Double irony; by the time we bid this project the economy had soured and the bid came in 20 percent less than the original estimate and we got everything we wanted back into the scope of the project. So, we spent a lot of time and money trying to save money that we did not need to save. Of, course, we did not know that at the time.

The take away here is that the design process is complicated and you have to understand the entire process if you want your project to succeed.

See you in three months.

Jim McClure is the owner of Firehouse Design and Construction (FD&C). The mission of FD&C is “to help firefighters, architects and government agencies design and build maintainable, durable, and most importantly, functional firehouses.” McClure’s career in public safety spans almost 29 years. For more information visit,, call 408-603-4417 or email [email protected].
Comments & Ratings

There is no comment.

Your Name
Enter the code

Daily Fire / EMS News

A collection of Fire / EMS -related news from around the web!

Get Aggregated RSS

View the full Fire - Rescue - EMS News section
for more articles

About the Carolina Fire Rescue EMS Journal

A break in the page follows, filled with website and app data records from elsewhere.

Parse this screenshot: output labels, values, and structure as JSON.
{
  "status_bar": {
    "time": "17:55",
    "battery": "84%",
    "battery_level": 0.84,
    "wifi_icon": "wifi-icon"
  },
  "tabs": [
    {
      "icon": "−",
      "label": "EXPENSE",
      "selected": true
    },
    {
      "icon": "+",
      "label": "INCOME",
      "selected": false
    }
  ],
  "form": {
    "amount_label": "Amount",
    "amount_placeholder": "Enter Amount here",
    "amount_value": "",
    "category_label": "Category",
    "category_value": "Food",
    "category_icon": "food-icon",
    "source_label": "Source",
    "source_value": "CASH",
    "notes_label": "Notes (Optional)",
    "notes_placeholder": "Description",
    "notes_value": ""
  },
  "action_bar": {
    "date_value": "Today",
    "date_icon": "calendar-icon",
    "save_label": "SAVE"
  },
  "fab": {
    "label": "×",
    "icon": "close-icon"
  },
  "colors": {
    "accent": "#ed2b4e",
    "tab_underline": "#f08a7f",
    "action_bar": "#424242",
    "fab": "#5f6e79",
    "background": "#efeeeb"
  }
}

Welcome to the Carolina Fire Rescue EMS Journal! We want to provide you with timely online information and breaking news that best equips you to meet today’s emergency challenges. Among our firefighting articles, you will find the latest in firefighter technology, firefighter training, leadership development and the newest products and services presented in an “Act Now” user friendly format.  We want to be your best online source for the fire and rescue information, resources and reviews you need.
Regional Impact, National in Scope
  • Delivered free of charge to ALL fire departments, ambulance bays, rescue squads and hazmat teams in North and South Carolina
  • Quarterly circulation includes: fire academies, industry related technical schools and colleges and all major apparatus manufacturers
  • Regional & National trade show distribution
  • Largest circulated regional industry trade publication subscription base